# [What you are asked to do]
Report every line below that holds the word "cycles".

START The data

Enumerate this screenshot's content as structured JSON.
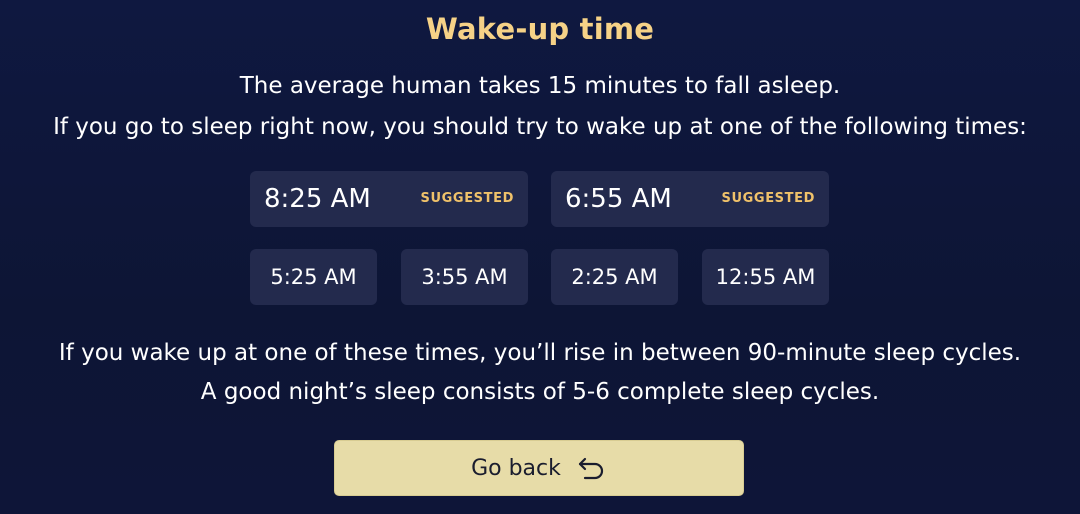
{
  "title": "Wake-up time",
  "intro": {
    "line1": "The average human takes 15 minutes to fall asleep.",
    "line2": "If you go to sleep right now, you should try to wake up at one of the following times:"
  },
  "suggested": [
    {
      "time": "8:25 AM",
      "badge": "SUGGESTED"
    },
    {
      "time": "6:55 AM",
      "badge": "SUGGESTED"
    }
  ],
  "others": [
    {
      "time": "5:25 AM"
    },
    {
      "time": "3:55 AM"
    },
    {
      "time": "2:25 AM"
    },
    {
      "time": "12:55 AM"
    }
  ],
  "outro": {
    "line1": "If you wake up at one of these times, you’ll rise in between 90-minute sleep cycles.",
    "line2": "A good night’s sleep consists of 5-6 complete sleep cycles."
  },
  "back_button": {
    "label": "Go back",
    "icon": "return-arrow-icon"
  },
  "colors": {
    "background": "#0f1840",
    "title": "#f6d287",
    "badge": "#f0c26a",
    "card": "#232a4d",
    "button": "#e7dca8"
  }
}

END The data

# [Task response]
    "line1": "If you wake up at one of these times, you’ll rise in between 90-minute sleep cycles.",
    "line2": "A good night’s sleep consists of 5-6 complete sleep cycles."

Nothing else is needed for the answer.